> [Work instruction]: Give back nothing but the number of lines in these entries that contain the word "computer".

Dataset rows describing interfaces
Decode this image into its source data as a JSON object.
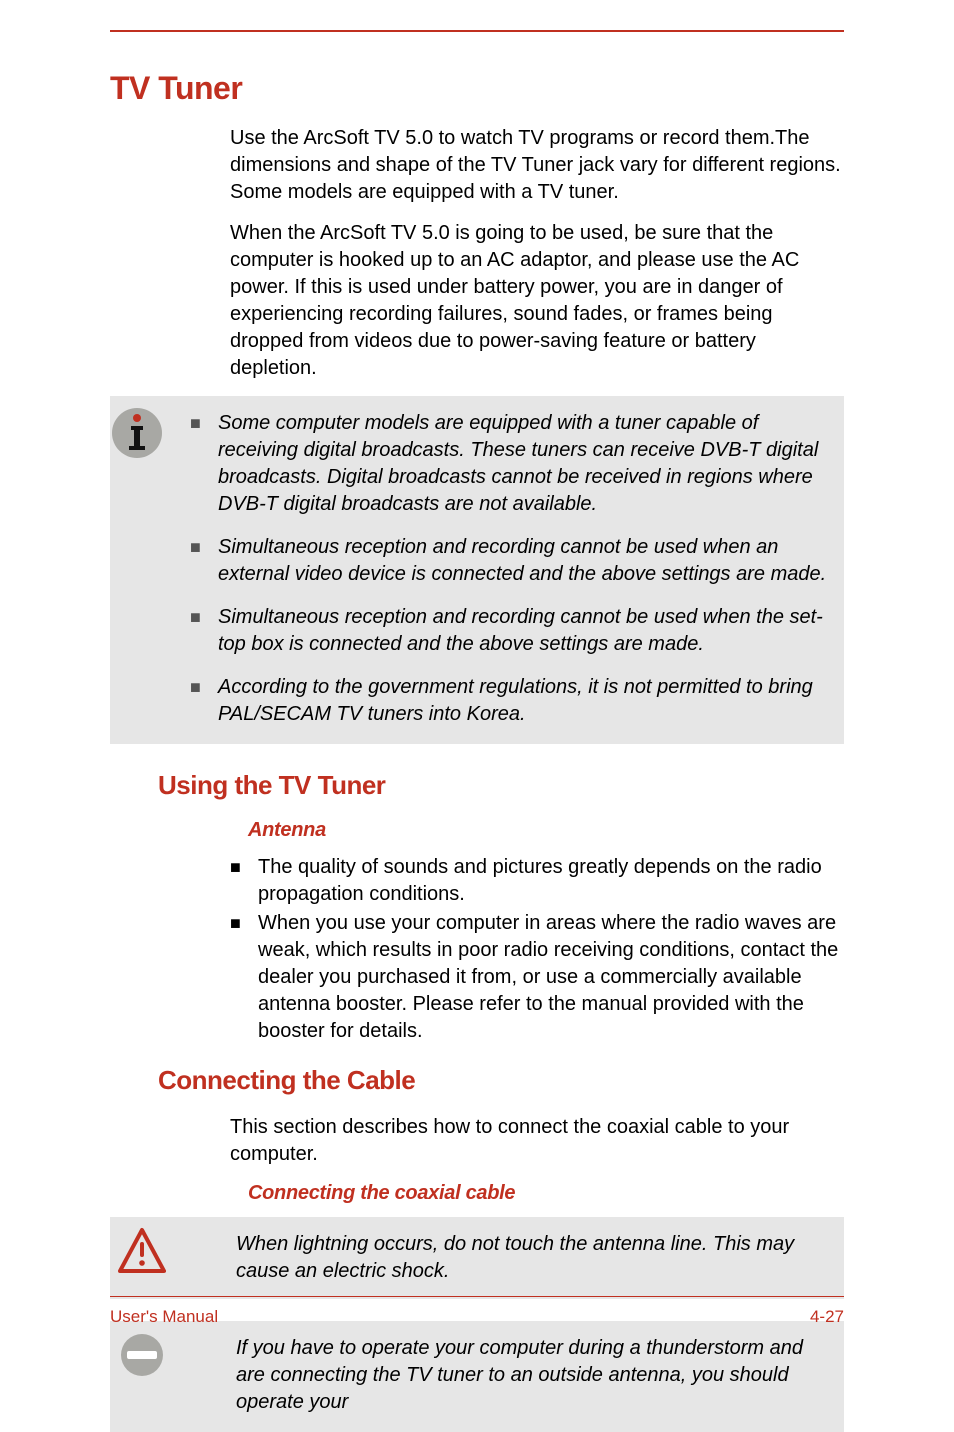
{
  "title": "TV Tuner",
  "intro_p1": "Use the ArcSoft TV 5.0 to watch TV programs or record them.The dimensions and shape of the TV Tuner jack vary for different regions. Some models are equipped with a TV tuner.",
  "intro_p2": "When the ArcSoft TV 5.0 is going to be used, be sure that the computer is hooked up to an AC adaptor, and please use the AC power. If this is used under battery power, you are in danger of experiencing recording failures, sound fades, or frames being dropped from videos due to power-saving feature or battery depletion.",
  "note_items": [
    "Some computer models are equipped with a tuner capable of receiving digital broadcasts. These tuners can receive DVB-T digital broadcasts. Digital broadcasts cannot be received in regions where DVB-T digital broadcasts are not available.",
    "Simultaneous reception and recording cannot be used when an external video device is connected and the above settings are made.",
    "Simultaneous reception and recording cannot be used when the set-top box is connected and the above settings are made.",
    "According to the government regulations, it is not permitted to bring PAL/SECAM TV tuners into Korea."
  ],
  "using_title": "Using the TV Tuner",
  "antenna_title": "Antenna",
  "antenna_items": [
    "The quality of sounds and pictures greatly depends on the radio propagation conditions.",
    "When you use your computer in areas where the radio waves are weak, which results in poor radio receiving conditions, contact the dealer you purchased it from, or use a commercially available antenna booster. Please refer to the manual provided with the booster for details."
  ],
  "connect_title": "Connecting the Cable",
  "connect_intro": "This section describes how to connect the coaxial cable to your computer.",
  "coax_title": "Connecting the coaxial cable",
  "warn1": "When lightning occurs, do not touch the antenna line. This may cause an electric shock.",
  "warn2": "If you have to operate your computer during a thunderstorm and are connecting the TV tuner to an outside antenna, you should operate your",
  "footer_left": "User's Manual",
  "footer_right": "4-27"
}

> [Finished exercise]: 5